As noted earlier, the protective films of the invention may be applied directly to a glass sheet, or may be applied as a protective layer over an optical film stack carried by the glass sheet. It is important from an economic standpoint to be able to apply all of the coatings that are needed to a glass sheet as the sheet undergoes one pass in one direction through the magnetron sputtering line. If the protective coating is to be applied over a film stack, then the magnetron sputtering line will include a first series of sputtering chambers through which the glass sheets sequentially pass and which deposit on the glass sheets the various components of the desired optical film stack. One or more further chambers, then, are employed downstream from the first series to apply, over the optical film stack, the protective coating. If the film stack is to be applied to one side of the glass sheet, and the protective coating to the other side of the sheet (to improve the second surface in the event that it is to be exposed during use), then one or more coating chambers may be so arranged as to sputter coat the other surface of the glass sheet, as depicted in FIG. 1. In this embodiment, the protective layer can be applied at any desired point during the travel of the glass sheets through the magnetron coating line, and, if desired, the protective coating can be applied simultaneously with application of one more of the components of the optical film stack. Desirably, however, the protective coating is applied downstream from the chambers employed to apply the optical film stack.

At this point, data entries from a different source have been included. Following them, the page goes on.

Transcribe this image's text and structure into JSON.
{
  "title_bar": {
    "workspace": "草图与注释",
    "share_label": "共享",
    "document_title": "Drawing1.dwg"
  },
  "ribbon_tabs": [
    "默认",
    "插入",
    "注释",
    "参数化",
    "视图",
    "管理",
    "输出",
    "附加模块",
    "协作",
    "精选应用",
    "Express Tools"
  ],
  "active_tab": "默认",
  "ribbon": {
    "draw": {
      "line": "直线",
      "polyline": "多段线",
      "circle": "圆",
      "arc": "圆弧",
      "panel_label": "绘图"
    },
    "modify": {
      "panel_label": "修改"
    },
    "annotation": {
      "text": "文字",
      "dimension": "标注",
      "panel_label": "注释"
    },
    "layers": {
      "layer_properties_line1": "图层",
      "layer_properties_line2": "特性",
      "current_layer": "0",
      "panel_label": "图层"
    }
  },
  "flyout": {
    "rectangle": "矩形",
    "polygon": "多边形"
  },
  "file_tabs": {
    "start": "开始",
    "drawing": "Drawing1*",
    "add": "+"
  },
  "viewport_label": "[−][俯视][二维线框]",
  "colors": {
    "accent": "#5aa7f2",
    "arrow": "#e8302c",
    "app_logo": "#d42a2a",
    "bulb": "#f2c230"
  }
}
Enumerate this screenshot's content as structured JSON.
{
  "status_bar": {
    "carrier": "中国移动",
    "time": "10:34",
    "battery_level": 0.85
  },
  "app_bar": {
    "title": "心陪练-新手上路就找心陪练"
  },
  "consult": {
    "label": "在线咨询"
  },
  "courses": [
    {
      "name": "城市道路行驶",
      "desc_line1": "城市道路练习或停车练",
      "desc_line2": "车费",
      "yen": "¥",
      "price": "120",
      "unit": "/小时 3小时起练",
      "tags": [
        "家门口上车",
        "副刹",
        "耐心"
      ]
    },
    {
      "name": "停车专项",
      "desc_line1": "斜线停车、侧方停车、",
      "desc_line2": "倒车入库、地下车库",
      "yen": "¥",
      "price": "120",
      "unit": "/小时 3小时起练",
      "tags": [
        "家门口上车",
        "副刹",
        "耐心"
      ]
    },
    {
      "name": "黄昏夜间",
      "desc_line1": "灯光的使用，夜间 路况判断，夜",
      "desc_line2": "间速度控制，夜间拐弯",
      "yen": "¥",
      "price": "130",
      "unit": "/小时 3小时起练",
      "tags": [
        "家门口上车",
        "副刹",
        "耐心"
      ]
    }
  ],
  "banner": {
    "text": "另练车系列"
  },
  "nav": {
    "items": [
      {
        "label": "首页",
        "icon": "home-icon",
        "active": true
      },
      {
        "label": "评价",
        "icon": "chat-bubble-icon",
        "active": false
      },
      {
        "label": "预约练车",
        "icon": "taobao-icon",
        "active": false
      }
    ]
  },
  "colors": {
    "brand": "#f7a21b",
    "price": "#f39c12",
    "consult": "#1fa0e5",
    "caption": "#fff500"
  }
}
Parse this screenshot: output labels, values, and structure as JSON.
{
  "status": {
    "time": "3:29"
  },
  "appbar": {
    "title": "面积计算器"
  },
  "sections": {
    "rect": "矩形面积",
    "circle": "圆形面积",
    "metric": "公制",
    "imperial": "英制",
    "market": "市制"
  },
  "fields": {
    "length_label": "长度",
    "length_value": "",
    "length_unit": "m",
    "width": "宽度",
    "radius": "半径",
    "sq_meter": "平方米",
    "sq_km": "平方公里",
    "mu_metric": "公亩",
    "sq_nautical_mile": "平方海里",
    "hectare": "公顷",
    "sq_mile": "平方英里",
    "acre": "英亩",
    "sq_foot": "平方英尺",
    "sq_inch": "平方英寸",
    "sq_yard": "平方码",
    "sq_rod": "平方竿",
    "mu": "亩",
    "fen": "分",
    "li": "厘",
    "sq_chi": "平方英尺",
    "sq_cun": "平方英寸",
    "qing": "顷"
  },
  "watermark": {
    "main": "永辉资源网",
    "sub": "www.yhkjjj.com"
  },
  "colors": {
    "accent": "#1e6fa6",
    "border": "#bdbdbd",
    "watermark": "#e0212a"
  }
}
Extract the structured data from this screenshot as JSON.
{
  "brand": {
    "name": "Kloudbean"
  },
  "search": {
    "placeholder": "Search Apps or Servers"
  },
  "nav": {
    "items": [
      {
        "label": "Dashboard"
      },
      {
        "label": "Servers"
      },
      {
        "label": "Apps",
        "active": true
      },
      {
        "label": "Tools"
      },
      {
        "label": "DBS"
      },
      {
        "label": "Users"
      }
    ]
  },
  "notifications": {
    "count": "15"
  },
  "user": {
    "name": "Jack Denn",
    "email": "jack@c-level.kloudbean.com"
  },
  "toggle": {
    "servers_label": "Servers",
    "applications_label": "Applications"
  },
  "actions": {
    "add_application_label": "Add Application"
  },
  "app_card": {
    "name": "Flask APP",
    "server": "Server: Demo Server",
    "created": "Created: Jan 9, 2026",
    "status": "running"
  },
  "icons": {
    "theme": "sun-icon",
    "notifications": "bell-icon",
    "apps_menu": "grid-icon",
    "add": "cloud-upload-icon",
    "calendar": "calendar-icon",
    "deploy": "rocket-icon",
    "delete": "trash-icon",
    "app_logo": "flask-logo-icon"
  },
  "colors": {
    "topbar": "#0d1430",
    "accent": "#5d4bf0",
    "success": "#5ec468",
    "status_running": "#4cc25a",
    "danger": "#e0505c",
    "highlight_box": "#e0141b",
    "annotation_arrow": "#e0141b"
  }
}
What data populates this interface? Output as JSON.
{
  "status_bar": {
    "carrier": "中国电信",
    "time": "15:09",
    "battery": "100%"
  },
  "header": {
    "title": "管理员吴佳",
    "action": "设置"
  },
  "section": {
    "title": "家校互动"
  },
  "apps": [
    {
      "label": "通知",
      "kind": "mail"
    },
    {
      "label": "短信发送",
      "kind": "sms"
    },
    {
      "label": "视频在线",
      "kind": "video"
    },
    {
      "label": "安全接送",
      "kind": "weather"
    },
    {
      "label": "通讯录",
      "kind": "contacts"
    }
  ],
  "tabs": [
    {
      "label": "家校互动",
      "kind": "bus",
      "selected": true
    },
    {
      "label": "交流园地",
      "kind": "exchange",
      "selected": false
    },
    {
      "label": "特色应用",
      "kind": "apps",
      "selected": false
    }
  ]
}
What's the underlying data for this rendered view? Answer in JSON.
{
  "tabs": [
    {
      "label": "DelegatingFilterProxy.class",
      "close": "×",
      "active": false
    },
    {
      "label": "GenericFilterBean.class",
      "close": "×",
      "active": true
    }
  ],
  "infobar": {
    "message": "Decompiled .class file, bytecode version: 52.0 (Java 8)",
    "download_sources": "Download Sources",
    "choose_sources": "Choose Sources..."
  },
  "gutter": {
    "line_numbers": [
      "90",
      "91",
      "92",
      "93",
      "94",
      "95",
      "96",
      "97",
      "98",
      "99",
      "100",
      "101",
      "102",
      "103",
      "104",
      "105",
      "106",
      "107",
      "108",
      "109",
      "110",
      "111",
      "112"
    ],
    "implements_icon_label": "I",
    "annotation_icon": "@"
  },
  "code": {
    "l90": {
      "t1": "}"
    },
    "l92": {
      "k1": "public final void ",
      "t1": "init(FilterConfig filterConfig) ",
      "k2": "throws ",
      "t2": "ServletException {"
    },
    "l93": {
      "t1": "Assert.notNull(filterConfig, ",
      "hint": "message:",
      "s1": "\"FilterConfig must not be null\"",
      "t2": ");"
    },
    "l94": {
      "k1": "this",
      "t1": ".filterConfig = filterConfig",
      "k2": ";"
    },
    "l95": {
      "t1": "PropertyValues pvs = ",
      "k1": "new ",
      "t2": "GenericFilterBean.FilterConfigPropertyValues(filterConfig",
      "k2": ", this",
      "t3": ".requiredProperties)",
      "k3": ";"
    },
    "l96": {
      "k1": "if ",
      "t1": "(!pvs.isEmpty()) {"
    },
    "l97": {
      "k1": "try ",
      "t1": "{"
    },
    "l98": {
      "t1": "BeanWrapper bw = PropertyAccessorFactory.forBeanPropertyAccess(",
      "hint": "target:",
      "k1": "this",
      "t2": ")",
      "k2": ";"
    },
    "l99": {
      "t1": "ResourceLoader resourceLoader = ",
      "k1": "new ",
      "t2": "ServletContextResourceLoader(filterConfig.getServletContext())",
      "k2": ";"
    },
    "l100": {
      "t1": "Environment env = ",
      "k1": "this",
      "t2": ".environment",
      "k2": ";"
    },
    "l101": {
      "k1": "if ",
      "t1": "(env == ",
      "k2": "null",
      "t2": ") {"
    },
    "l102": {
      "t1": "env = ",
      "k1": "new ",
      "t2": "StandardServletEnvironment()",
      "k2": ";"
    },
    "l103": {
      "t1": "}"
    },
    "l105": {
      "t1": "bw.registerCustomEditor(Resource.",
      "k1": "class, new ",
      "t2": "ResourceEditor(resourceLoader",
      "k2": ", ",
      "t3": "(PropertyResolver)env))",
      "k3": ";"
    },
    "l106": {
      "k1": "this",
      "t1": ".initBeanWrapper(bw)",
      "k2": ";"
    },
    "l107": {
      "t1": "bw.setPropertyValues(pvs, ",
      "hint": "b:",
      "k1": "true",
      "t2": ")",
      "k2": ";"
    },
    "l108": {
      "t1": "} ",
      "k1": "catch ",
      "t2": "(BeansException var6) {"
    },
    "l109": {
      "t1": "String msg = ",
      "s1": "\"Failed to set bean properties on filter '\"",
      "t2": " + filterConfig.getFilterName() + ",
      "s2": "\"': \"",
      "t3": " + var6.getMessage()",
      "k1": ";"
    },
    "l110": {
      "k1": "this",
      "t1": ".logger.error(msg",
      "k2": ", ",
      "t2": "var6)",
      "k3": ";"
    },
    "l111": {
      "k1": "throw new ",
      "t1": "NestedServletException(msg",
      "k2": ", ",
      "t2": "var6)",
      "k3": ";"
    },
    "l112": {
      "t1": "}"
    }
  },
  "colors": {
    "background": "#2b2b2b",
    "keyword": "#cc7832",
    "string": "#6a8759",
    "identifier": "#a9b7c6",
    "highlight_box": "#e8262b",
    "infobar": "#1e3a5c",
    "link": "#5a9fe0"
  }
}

Glass sheets with cleaned upper surfaces are passed through an Airco magnetron sputtering chamber equipped with a cathodic silicon target and gas inlet ports for introducing, respectively, nitrogen and methane to the chamber. A reactive atmosphere of about 30 mole percent of methane and 70 mole percent of nitrogen is introduced into and maintained in the chamber during the sputtering procedure, and a protective film of a carbide and a nitride of silicon is deposited on the glass surface to a thickness of about 50Å. The film is found to be hard and scratch resistant, and exhibits a water contact angle 6° to 8°.
While a preferred embodiment of the present invention has been described, it should be understood that various changes, adaptations and modifications may be made therein without departing from the spirit of the invention and the scope of the appended claims.